Over the past 10 or so years, a large part of the middle-class population of Britain has been seduced into a state of gob-smacked reverence towards all things French: their countryside, their culture, their cheerful sense of family and community; their grown-up attitude towards marriage and adultery, their national pride and, above all, their food and their wine.

Over 100,000 Britons have acted upon their admiration and now live in France. Some of those left behind limply attempt to pretend that we are semi-Gallic by paying huge respect to the Guide Michelin but, like an over-eager child in awe of a cooler classmate, they get it slightly wrong. A publicity bonanza is awarded to precisely the kind of restaurant which is relatively rare in France: a hushed, self-important, expensive shrine to food which lacks the very elements which, for all but food bores, are more important than any dish - atmosphere, warmth and charm.

With their obsession with lists and hierarchies, the British have turned reasonably successful cooks - amiable, eccentric, aggressive - into celebrity "superchefs". With the emphasis on sophistication and originality in cooking, an unhealthy polarisation between the smart and affordable has taken place in the restaurant business. As a result, it is actually more difficult for a family to go out and eat a decent, reasonably priced meal in friendly surroundings, as the French do as a matter of course.

In fact, the Michelinisation of British restaurants is good news only for obsessive food fanatics, for those so socially insecure that they need to impress, and for people on large expense accounts. For all their stars and rave reviews, the restaurants for which one has to book several weeks in advance offer their customers a pleasure that has little to do with the meals themselves - the chance to be seen at the right place, to consume conspicuously.

Enjoying good food is a social as well as a sensual pleasure, and it would be good to think that one of the side-effects of the new interest in cooking is that more families now eat together, away from TV and computer, rather than hurriedly and on the hoof. Going out occasionally to a local restaurant, where the food is not a big deal but then nor is the price, is part of that process.

But food that has been fussed and agonised over, primped and promoted and awarded stars, is a sort of obscenity in a world in which there are so many higher priorities than filling one's face at vast expense.

In the interest of full disclosure, I should probably admit that, when it comes to the unbearable snobbery of the food business, I bear personal scars. Briefly and ingloriously, I was once the restaurant critic for a Sunday newspaper. What seemed at first like a dream job, to be paid to go out with a friend once a week at someone else's expense in return for my considered thoughts on what we had eaten, quickly palled.

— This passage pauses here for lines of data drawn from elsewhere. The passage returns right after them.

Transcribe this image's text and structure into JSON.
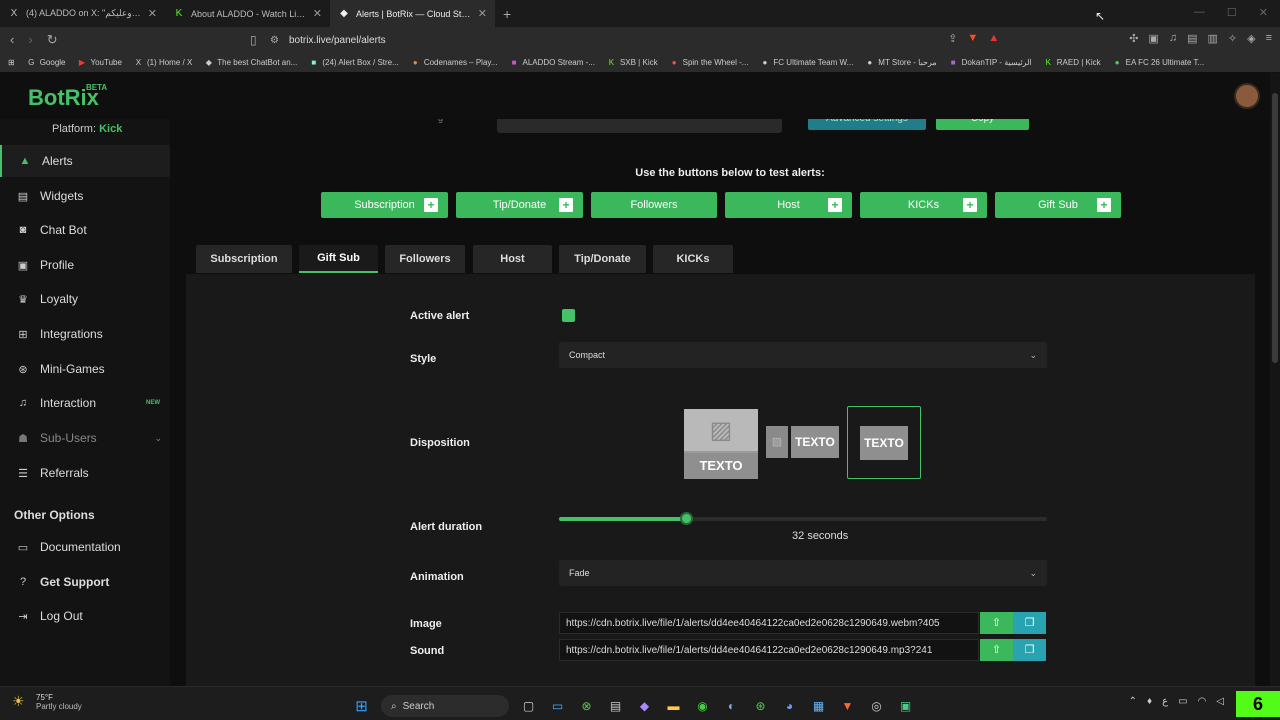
{
  "browser": {
    "tabs": [
      {
        "icon": "X",
        "title": "(4) ALADDO on X: \"سبارك علينا وعليكم"
      },
      {
        "icon": "K",
        "title": "About ALADDO - Watch Live on Kick"
      },
      {
        "icon": "◆",
        "title": "Alerts | BotRix — Cloud Streaming"
      }
    ],
    "new_tab": "+",
    "url": "botrix.live/panel/alerts",
    "bookmarks": [
      {
        "icon": "G",
        "label": "Google"
      },
      {
        "icon": "▶",
        "label": "YouTube"
      },
      {
        "icon": "X",
        "label": "(1) Home / X"
      },
      {
        "icon": "◆",
        "label": "The best ChatBot an..."
      },
      {
        "icon": "■",
        "label": "(24) Alert Box / Stre..."
      },
      {
        "icon": "●",
        "label": "Codenames – Play..."
      },
      {
        "icon": "■",
        "label": "ALADDO Stream -..."
      },
      {
        "icon": "K",
        "label": "SXB | Kick"
      },
      {
        "icon": "●",
        "label": "Spin the Wheel -..."
      },
      {
        "icon": "●",
        "label": "FC Ultimate Team W..."
      },
      {
        "icon": "●",
        "label": "MT Store - مرحبا"
      },
      {
        "icon": "■",
        "label": "DokanTIP - الرئيسية"
      },
      {
        "icon": "K",
        "label": "RAED | Kick"
      },
      {
        "icon": "●",
        "label": "EA FC 26 Ultimate T..."
      }
    ]
  },
  "header": {
    "logo": "BotRix",
    "badge": "BETA"
  },
  "sidebar": {
    "platform_label": "Platform:",
    "platform_value": "Kick",
    "items": [
      {
        "label": "Alerts",
        "icon": "warning-icon"
      },
      {
        "label": "Widgets",
        "icon": "widgets-icon"
      },
      {
        "label": "Chat Bot",
        "icon": "robot-icon"
      },
      {
        "label": "Profile",
        "icon": "profile-icon"
      },
      {
        "label": "Loyalty",
        "icon": "trophy-icon"
      },
      {
        "label": "Integrations",
        "icon": "integrations-icon"
      },
      {
        "label": "Mini-Games",
        "icon": "gamepad-icon"
      },
      {
        "label": "Interaction",
        "icon": "music-icon",
        "badge": "NEW"
      },
      {
        "label": "Sub-Users",
        "icon": "users-icon"
      },
      {
        "label": "Referrals",
        "icon": "referrals-icon"
      }
    ],
    "other_title": "Other Options",
    "other_items": [
      {
        "label": "Documentation",
        "icon": "book-icon"
      },
      {
        "label": "Get Support",
        "icon": "help-icon"
      },
      {
        "label": "Log Out",
        "icon": "logout-icon"
      }
    ]
  },
  "main": {
    "advanced_label": "Advanced settings",
    "copy_label": "Copy",
    "test_label": "Use the buttons below to test alerts:",
    "test_buttons": [
      "Subscription",
      "Tip/Donate",
      "Followers",
      "Host",
      "KICKs",
      "Gift Sub"
    ],
    "tabs": [
      "Subscription",
      "Gift Sub",
      "Followers",
      "Host",
      "Tip/Donate",
      "KICKs"
    ],
    "selected_tab": "Gift Sub",
    "form": {
      "active_label": "Active alert",
      "active": true,
      "style_label": "Style",
      "style_value": "Compact",
      "disposition_label": "Disposition",
      "disposition_text": "TEXTO",
      "disposition_selected": 3,
      "duration_label": "Alert duration",
      "duration_value": "32",
      "duration_unit": "seconds",
      "duration_fraction": 0.26,
      "animation_label": "Animation",
      "animation_value": "Fade",
      "image_label": "Image",
      "image_url": "https://cdn.botrix.live/file/1/alerts/dd4ee40464122ca0ed2e0628c1290649.webm?405",
      "sound_label": "Sound",
      "sound_url": "https://cdn.botrix.live/file/1/alerts/dd4ee40464122ca0ed2e0628c1290649.mp3?241"
    }
  },
  "taskbar": {
    "temp": "75°F",
    "weather": "Partly cloudy",
    "search": "Search",
    "kick_count": "6"
  }
}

The restaurateurs were absurdly full of themselves, and hilariously competitive. On one occasion, I made the mistake of making notes too obviously at a London establishment and was ejected on the suspicion that I was spying for a rival. As time went by, I found it increasingly difficult to pronounce upon the food, or to take pleasure week after week in revealing that, after much deliberation, my guest had plumped for the bollito misto which she had found a touch bland. Expected to be skittish or contentious, I took to including rather superfluous riffs about poverty, unemployment or declining standards of literacy.

The problem quite often was that the more sophisticated the meals that I was offered, the more they seemed to me fussy and self-conscious, their look and taste produced for effect. Eating out was often like reading one of those novels that one senses has been written for critics and academics rather than readers; the point of the whole exercise - to give pleasure - had been forgotten along the way.

Playing the guidebook listings game merely encourages those in the restaurant business to become more pretentious and pleased with themselves than they are already. The price is not only paid by their well-heeled patrons. Indirectly, they make it more difficult for the rest of us to find a friendly, cheerful restaurant without those tiresome Michelin trimmings - star-ratings, snobbery and hype.